Murder, Fraud and the Last Trial of Harper Lee
2020/ 315 pages
rating: 8 / true crime
(Both read and listened)
Interesting book. There are two main sections involved in this book. One is Harper Lee’s life while the other is the story of Reverent Willie Maxwell. I’ve read both To Kill a Mockingbird which is not my favorite book but really quite good, and Go Set a Watchman which is curious.
I knew quite a lot of the Harper Lee story but nowhere near all the information and detail Cep provided. I knew nothing about the Maxwell murders – Lee’s new book topic.
Harper Lee was a talented writer but she really only published one story – To Kill a Mockingbird – and that was with a lot of help from her publisher. She very badly wanted a second book and although there was Go Set a Watchman, that’s the original story which was developed into Mockingbird. As it turned out Watchman was a sequel to Mockingbird but written prior. They were published over 50 years apart.
Personally I think the reason Harper Lee was unable to complete a second book was because she had had so much help with Mockingbird it changed the whole book and became something other, more maybe. She knew that and it left a somewhat sour taste with her about Mockingbird while motivating her to write a second book. But on her own she was too much of a perfectionist.
She was an enormous help to Truman Capote in researching and organizing In Cold Blood but “The Reverent,” as it would come to be called, was more complex and she wanted to write nonfiction this time – but what we call “creative” nonfiction, like Capote’s nonfiction novel. But for Lee, every word had to be accurate.

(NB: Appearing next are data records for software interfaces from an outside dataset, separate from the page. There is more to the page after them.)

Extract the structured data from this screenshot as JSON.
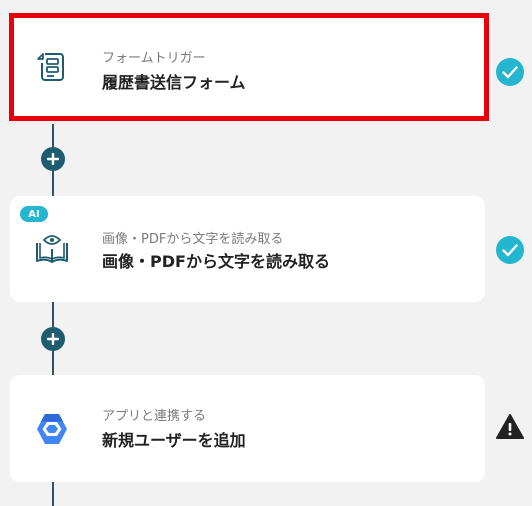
{
  "steps": [
    {
      "subtitle": "フォームトリガー",
      "title": "履歴書送信フォーム",
      "icon": "form-icon",
      "status": "check-icon"
    },
    {
      "badge": "AI",
      "subtitle": "画像・PDFから文字を読み取る",
      "title": "画像・PDFから文字を読み取る",
      "icon": "ocr-book-eye-icon",
      "status": "check-icon"
    },
    {
      "subtitle": "アプリと連携する",
      "title": "新規ユーザーを追加",
      "icon": "google-workspace-hexagon-icon",
      "status": "warning-icon"
    }
  ],
  "colors": {
    "accent": "#24b6cf",
    "connector": "#2e5566",
    "add_button": "#1f5c70",
    "highlight": "#e8000b",
    "warning": "#222222"
  }
}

The racial politics is complex, too, partly because of the stories themselves, partly because of the times and partly because of the author’s views.. I get the feeling that Harper Lee was a progressive libertarian. She deeply believed in racial equality but for her, government intervention was anathema. She and her father, Amasa Lee (Atticus Finch of both Mockingbird and Watchman) were a lot alike. She and Tom Radney, the main attorney for Maxwell and his killer, thought a lot alike.
Ah well – the book is quite good, revealing, and a pleasure if you’re interested in True Crime (it’s been around for millennia) or Harper Lee or just this Alabama case..